Belfast cyclists are becoming more aware of the attitudes within Roads Service to cycling as transport, ranging from indifference to hostility, laced with a lack of understanding of cycle users’ needs. Recent initiatives such as Reclaim Belfast’s Cycle Lanes are demonstrating that even our inadequate infrastructure isn’t available when it should be.

However Roads Service must maintain the appearance that active travel is core to it’s investment. The June 2002 report to Castlereagh Borough Council was fronted by an image of the redesigned Knock dual carriageway, as a high profile example of cycling needs being catered for. It speaks volumes for the understanding and importance of cycling to Roads Service that no-one had the wit to notice the two cars illegally blocking the mandatory cycle lane. This was clearly during the afternoon school run, at the very time the cycle lane should be used most (if you’d feel happy letting your children use the lane).

How long can Belfast ignore the Dutch?
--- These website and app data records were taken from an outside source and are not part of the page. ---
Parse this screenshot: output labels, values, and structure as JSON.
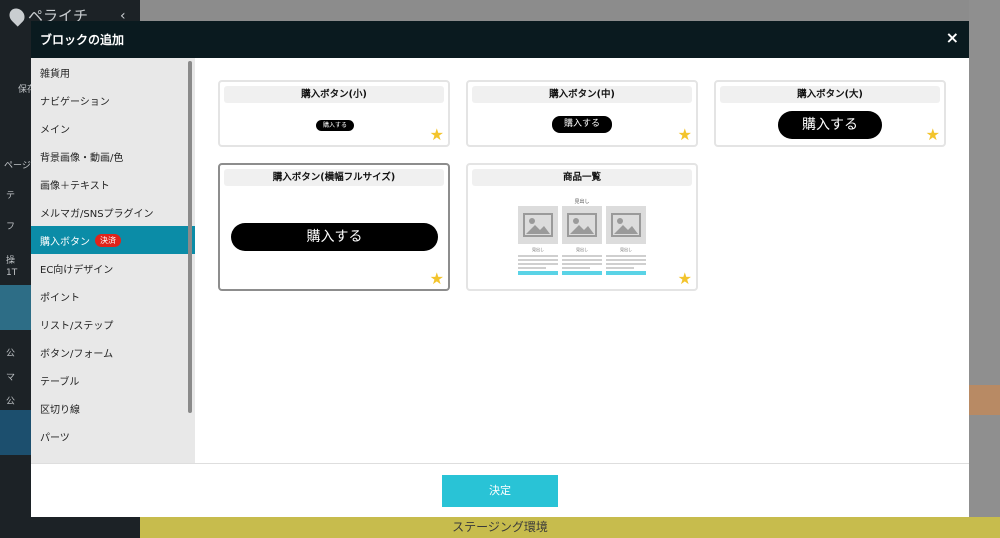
{
  "background": {
    "logo": "ペライチ",
    "collapse": "‹",
    "save": "保存",
    "page": "ページ",
    "text1": "テ",
    "text2": "フ",
    "operation_1": "操",
    "operation_2": "1⁠T",
    "public_items": [
      "公",
      "マ",
      "公"
    ],
    "staging": "ステージング環境"
  },
  "modal": {
    "title": "ブロックの追加",
    "close": "×",
    "categories": [
      {
        "label": "雑貨用"
      },
      {
        "label": "ナビゲーション"
      },
      {
        "label": "メイン"
      },
      {
        "label": "背景画像・動画/色"
      },
      {
        "label": "画像＋テキスト"
      },
      {
        "label": "メルマガ/SNSプラグイン"
      },
      {
        "label": "購入ボタン",
        "badge": "決済",
        "active": true
      },
      {
        "label": "EC向けデザイン"
      },
      {
        "label": "ポイント"
      },
      {
        "label": "リスト/ステップ"
      },
      {
        "label": "ボタン/フォーム"
      },
      {
        "label": "テーブル"
      },
      {
        "label": "区切り線"
      },
      {
        "label": "パーツ"
      }
    ],
    "cards": [
      {
        "title": "購入ボタン(小)",
        "button": "購入する"
      },
      {
        "title": "購入ボタン(中)",
        "button": "購入する"
      },
      {
        "title": "購入ボタン(大)",
        "button": "購入する"
      },
      {
        "title": "購入ボタン(横幅フルサイズ)",
        "button": "購入する"
      },
      {
        "title": "商品一覧",
        "heading": "見出し",
        "item_name": "見出し"
      }
    ],
    "star": "★",
    "decide": "決定"
  }
}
There are plenty of areas in Belfast with no cycling infrastructure at all which need urgent attention. It is unreasonable to ask for a Dutch-style cycle track to be built on this road in the short term – in many ways the cycling ship has sailed on this road. For future projects with adequate road space, Roads Service need to understand that there is a better way to design cycle infrastructure. Public money is spent by Roads Service on cycling measures which are designed to fit in where possible, leaving a disjointed, confusing and muddled network, unfit for use by all ages, and failing to provide safe high quality cycle tracks to attract more people out of their cars.

Roads Service need to be directed, and empowered, by pressing targets and dedicated budget to design projects with the needs of cycle users at their core. We can’t afford to keep missing opportunities like this.

It’s no mistake that cycling levels and safety are so good in the Netherlands. It is a mistake to think that we can ignore best practice, and try to design successful cycle networks which cater for motorists’ needs rather than cyclists. While we continue down this path we waste good money, and waste chances to make a real impact on Belfast cycling.